Many of the planet’s 82 million displaced people go without clean and affordable energy. This makes using safe cookstoves, lamps, and mobile phones difficult or even impossible. Lack of money and resources is one reason why – but another is the marginalization of displaced people, who have often lost their rights along with their homes.
It’s vital that global efforts to promote universal energy access include solutions tailored to the needs of refugees. Outstanding innovation already exists, ready to be scaled up or to inspire similar efforts around the world.
Cold storage and clean cooking bring new opportunities
Solar Freeze, a Kenyan-owned-and-run company, offers cooling for food and medicine in Kakuma refugee camp. Its sustainable and affordable service has supported health clinics and small businesses, and 100 women and young people have received free technical training. The organization won the 2021 Ashden Award for Humanitarian Energy.
Solar Freeze was founded in 2016, offering affordable and sustainable cooling to farmers in Eastern Kenya through solar-powered cold rooms. Two years later it began work in Kakuma – a settlement of about 200,000 people, where access to clean and affordable energy is extremely limited.
Solar Freeze has developed a business model tailored to the needs of camp residents, offering people affordable cooling through small solar-powered freezers, as well as technical training that helps them find jobs connected to renewable energy. Lack of access to skills and education is a huge barrier facing displaced people – worldwide, only 9% of adolescent refugees attend secondary school.

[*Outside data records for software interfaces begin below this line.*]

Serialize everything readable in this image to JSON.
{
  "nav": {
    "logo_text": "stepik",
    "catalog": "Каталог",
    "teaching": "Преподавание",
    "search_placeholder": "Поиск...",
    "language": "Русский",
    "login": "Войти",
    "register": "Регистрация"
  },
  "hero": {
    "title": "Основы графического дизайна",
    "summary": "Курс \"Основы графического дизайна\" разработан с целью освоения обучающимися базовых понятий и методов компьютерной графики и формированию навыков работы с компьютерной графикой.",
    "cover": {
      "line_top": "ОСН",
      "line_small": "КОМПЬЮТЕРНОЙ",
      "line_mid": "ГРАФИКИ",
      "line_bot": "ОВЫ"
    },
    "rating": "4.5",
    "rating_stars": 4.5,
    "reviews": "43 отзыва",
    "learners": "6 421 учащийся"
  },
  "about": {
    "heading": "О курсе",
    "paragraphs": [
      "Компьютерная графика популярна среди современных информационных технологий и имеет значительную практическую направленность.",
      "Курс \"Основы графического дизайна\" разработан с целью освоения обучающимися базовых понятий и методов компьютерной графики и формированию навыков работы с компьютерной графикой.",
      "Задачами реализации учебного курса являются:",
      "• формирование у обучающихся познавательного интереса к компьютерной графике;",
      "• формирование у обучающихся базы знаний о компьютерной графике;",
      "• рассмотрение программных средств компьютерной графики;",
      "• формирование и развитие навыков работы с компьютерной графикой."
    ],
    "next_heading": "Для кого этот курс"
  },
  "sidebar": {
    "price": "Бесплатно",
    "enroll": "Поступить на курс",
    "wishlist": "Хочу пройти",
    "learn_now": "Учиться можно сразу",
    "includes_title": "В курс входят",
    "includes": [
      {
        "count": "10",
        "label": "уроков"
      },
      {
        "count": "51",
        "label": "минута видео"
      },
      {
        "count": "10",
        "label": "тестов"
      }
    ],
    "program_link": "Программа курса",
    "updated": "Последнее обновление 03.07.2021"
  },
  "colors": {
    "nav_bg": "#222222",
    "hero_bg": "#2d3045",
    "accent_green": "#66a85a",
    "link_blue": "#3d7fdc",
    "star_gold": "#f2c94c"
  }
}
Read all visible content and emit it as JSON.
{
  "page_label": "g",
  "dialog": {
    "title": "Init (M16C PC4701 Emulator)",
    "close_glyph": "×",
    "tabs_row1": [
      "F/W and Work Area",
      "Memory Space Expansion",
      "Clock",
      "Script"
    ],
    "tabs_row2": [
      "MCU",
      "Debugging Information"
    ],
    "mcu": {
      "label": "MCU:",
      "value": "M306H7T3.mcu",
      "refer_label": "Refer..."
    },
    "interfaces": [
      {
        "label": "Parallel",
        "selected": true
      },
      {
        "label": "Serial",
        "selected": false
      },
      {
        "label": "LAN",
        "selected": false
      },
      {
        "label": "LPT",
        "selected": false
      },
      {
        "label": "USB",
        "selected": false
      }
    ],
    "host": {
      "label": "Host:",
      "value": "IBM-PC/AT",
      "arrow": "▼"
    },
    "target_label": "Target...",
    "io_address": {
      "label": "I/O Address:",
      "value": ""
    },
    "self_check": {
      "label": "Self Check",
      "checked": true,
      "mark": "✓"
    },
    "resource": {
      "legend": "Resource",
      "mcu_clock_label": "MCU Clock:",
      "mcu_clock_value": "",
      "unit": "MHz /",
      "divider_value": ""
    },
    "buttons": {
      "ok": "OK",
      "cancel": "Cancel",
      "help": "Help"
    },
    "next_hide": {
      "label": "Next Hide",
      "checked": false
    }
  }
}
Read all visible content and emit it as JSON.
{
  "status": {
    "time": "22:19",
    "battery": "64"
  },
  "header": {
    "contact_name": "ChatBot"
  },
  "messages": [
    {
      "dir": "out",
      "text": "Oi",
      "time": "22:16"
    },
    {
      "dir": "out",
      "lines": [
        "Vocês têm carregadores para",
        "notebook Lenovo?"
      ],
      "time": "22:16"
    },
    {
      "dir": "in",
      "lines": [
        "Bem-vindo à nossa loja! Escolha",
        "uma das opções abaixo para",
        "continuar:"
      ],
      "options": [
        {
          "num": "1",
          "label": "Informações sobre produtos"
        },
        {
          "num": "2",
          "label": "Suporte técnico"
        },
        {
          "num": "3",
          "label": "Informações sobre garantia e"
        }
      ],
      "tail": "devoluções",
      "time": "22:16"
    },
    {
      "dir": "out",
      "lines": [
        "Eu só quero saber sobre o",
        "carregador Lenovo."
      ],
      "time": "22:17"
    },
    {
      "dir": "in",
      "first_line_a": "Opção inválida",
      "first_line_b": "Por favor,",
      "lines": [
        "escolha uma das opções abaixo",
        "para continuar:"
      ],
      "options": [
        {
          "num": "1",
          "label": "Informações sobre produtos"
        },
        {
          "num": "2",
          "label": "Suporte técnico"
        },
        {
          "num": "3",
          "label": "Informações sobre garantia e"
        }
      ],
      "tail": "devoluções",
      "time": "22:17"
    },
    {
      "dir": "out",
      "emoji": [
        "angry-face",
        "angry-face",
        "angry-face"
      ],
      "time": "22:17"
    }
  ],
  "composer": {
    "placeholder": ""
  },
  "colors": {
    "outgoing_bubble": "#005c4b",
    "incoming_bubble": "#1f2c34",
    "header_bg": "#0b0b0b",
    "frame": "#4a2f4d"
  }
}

In Kakuma, the company’s freezers are offered on a pay-as-you-go model that makes them affordable to a wide range of customers. These include health centers, where they are used to store vaccines and treatments for conditions including coronavirus, yellow fever, measles. Dog bites are a daily, and potentially fatal, risk in the camp – now it is easier to provide rabies medication.
Dutch organization SNV is also working in Kakuma, boosting the spread of clean energy products such as solar-powered lights. This work includes building demand for them through marketing campaigns and helping private sector companies meet that demand – with support for permits, staff training, and more. The organization was runner-up in the 2021 Ashden Award for Humanitarian Energy.
SNV has also set up a stove production unit. This makes cookstoves that produce less air pollution than the crude stoves and open fires often used around the camp. These protect people’s health and create work opportunities too.
Jane Peter Ariemo, a refugee from South Sudan, is one resident who earns a living making stoves. She is a single parent to two children and came to the camp seven years ago – but had not been able to work until she started producing cookstoves two years ago. She says: “I am usually so tired when I go home. I find it strenuous, but it is my only hope.”
Policymakers should break down barriers between refugees and host communities
Even pioneering solutions will only reach their true potential if policymakers tackle the marginalization of refugees and displaced people. Including these groups in their host country’s national assessments of energy needs, a tool used by the World Bank to allocate financial support, is one straightforward and achievable step. Frontline innovators have success when they bring refugees and host communities together – policymakers should do the same.
Supporting governments to guarantee the long-term future of refugee settlements is also vital to the development of clean infrastructures such as mini-grids and street lighting. While many settlements have existed for decades, they can be evacuated or destroyed at short notice, as happened at Rwanda’s Gihembe refugee camp last month.
A strengthening of refugees’ right to work can also accelerate the spread of clean energy. As SNV and Solar Freeze have shown, clean energy offers precious opportunities to boost skills and livelihoods, and enterprises and initiatives capitalizing on this are well placed to attract support from funders and camp communities. Ending the legal barriers that prevent refugees from working can unlock change.
With climate instability raising the risk of greater displacement in the decades ahead, many more refugees may be struggling to access clean and affordable energy. Tackling the issue demands international policy action, as well as support for frontline innovators. The case for climate justice has rarely been clearer.
In the cover picture: Sakina Kariba a refugee in the camp from the Democratic Republic of Congo was trained as a solar panel installer and now works freelance installing throughout the camp. Photo Credit: Ashden.
Editor’s Note: The opinions expressed here by Impakter.com columnists are their own, not those of Impakter.com.